which formalizes our internal understanding of ?C ==Int B. The rule states that when we update the same key in the same map with two values, and the resulting maps are equal, then the two values must be equal as well. The [simplification] attribute indicates to K to use this rule to simplify the state when trying to prove claims. Like function rules, simplification rules do not complete to the top of the configuration, but instead apply anywhere their left-hand-side matches. Re-run the K prover, which should now return #Top, indicating that K was able to use the simplification and prove the required claims.

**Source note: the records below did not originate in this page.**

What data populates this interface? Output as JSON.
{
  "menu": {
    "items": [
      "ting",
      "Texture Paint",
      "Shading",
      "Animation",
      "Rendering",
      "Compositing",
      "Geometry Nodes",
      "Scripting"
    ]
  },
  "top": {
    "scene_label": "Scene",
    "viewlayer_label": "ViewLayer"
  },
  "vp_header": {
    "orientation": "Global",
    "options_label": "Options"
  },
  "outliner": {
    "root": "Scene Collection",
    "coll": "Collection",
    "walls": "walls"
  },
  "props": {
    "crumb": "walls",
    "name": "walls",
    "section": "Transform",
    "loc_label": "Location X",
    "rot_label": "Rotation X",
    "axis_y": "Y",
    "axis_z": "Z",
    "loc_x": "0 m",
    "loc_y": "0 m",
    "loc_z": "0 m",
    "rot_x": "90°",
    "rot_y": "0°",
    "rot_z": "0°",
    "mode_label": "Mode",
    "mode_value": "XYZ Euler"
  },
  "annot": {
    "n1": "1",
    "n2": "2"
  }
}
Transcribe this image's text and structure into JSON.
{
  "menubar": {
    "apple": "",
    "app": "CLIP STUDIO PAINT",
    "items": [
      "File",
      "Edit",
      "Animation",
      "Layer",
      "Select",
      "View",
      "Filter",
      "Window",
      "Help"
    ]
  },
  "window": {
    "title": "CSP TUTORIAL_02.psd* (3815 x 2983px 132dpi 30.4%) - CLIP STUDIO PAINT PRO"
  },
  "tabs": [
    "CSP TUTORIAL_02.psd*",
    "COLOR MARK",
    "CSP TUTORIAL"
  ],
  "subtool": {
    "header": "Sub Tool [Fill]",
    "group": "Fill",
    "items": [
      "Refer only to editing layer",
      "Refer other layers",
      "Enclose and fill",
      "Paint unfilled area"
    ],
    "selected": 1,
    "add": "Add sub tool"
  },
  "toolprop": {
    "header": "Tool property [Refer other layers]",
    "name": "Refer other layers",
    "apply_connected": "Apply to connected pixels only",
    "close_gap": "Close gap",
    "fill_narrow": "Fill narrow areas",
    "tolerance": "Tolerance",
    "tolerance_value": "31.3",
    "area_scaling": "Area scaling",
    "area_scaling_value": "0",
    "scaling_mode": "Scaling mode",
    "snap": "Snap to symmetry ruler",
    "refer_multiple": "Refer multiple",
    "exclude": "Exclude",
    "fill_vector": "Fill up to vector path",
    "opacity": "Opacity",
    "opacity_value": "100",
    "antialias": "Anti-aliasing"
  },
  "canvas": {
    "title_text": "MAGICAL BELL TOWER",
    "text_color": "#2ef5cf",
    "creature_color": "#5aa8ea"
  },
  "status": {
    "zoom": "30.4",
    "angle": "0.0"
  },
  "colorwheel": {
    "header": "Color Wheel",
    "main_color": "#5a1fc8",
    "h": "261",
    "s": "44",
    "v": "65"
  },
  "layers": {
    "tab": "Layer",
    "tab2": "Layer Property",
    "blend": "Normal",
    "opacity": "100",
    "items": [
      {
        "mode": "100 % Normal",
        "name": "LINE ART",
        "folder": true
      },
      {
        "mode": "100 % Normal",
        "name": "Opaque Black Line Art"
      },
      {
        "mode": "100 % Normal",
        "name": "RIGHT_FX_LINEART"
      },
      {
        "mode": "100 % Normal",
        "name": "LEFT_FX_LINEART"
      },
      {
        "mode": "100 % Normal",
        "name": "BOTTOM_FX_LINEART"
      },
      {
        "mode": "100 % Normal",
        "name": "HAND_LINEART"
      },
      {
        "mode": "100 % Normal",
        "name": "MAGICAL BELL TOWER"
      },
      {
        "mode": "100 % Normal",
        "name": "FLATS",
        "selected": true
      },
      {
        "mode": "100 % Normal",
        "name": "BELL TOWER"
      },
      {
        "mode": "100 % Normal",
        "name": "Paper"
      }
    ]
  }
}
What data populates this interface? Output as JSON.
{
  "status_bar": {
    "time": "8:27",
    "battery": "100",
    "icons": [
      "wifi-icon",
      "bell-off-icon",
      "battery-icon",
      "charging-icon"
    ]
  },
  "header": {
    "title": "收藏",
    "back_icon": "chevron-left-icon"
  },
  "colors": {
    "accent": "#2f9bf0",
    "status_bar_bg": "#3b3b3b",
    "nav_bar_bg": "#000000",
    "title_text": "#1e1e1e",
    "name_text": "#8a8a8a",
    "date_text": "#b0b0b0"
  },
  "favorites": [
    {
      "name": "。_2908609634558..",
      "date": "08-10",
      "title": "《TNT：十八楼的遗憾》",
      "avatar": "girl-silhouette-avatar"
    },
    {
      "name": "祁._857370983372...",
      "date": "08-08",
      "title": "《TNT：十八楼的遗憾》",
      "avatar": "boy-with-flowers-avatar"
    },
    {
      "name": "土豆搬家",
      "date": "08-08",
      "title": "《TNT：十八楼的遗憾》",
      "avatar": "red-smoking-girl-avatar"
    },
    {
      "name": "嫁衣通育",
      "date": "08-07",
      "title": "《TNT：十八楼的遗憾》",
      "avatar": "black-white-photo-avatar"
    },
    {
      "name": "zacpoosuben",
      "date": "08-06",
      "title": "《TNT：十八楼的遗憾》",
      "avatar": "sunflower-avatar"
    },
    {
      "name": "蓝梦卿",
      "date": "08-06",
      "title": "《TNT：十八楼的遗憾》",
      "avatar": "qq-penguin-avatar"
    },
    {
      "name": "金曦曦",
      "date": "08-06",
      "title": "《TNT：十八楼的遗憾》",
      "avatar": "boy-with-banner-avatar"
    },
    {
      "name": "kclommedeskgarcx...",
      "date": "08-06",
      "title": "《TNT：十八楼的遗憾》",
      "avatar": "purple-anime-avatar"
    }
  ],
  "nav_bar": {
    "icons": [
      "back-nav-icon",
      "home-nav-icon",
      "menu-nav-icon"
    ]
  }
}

  1. Next, we show how to state and prove properties of while loops. In particular, we consider the following loop
        while ( 0 < $n ) {
            $s = $s + $n;
            $n = $n - 1;
            } => . ...
        $s |-> (S:Int => S +Int ((N +Int 1) *Int N /Int 2))
        $n |-> (N:Int => 0)
    requires N >=Int 0

which adds the sum of the first $n integers to $s, assuming the value of $n is non-negative to begin with. This is reflected in the store by stating that, after the execution of the loop, the original value of $s (which is set to equal some symbolic integer S) is incremented by ((N +Int 1) *Int N /Int 2), and the value of $n always equals 0. Add $n and $s as tokens in the LESSON-22-SPEC-SYNTAX module, the above claim to the LESSON-22-SPEC module, and run the K prover, which should return #Top.

  1. Finally, our last claim is about a program that uses function calls:
        def $sum($n, .Ids) {
            $s = 0 ;
            while (0 < $n) {
                $s = $s + $n;
                $n = $n - 1;
            return $s;

        $s = $sum(N:Int, .Ints);
    => . ... </k>
    <funcs> .Map => ?_ </funcs>
    <store> $s |-> (_ => ((N +Int 1) *Int N /Int 2)) </store>
    <stack> .List </stack>
    requires N >=Int 0

Essentially, we have wrapped the while loop from claim 3.4 into a function $sum, and then called that function with a symbolic integer N, storing the return value in the variable $s. The specification states that this program ends up storing the sum of the first N integers in the variable $n. Add $sum to the LESSON-22-SPEC-SYNTAX module, the above claim to the LESSON-22-SPEC module, and run the K prover, which should again return #Top.


  1. Change the condition of the if statement in part 3.2 to take the else branch and adjust the claim so that the proof passes.

  2. The post-condition of the specification in part 3.3 loses some information. In particular, the value of ?C is in fact the maximum of A and B. Prove the same claim as in 3.2, but with the post-condition ensures (?C ==Int maxInt(A, B)). For this, you will need to extend the VERIFICATION module with two simplifications that capture the meaning of maxInt(A:Int, B:Int). Keep in mind that any rewriting rule can be used as a simplification; in particular, that simplifications can have requires clauses.

  3. Following the pattern shown in part 3.4, assuming a non-negative initial value of $b, specify and verify the following while loop:

while ( 0 < $b ) {
    $a = $a + $c;
    $b = $b - 1;
    $c = $c - 1;

Hint: You will not need additional simplifications---once you've got the specification right, the proof will go through.

  1. Write an arbitrary yet not-too-complex function (or several functions interacting with each other), and try to specify and verify it (them) in K.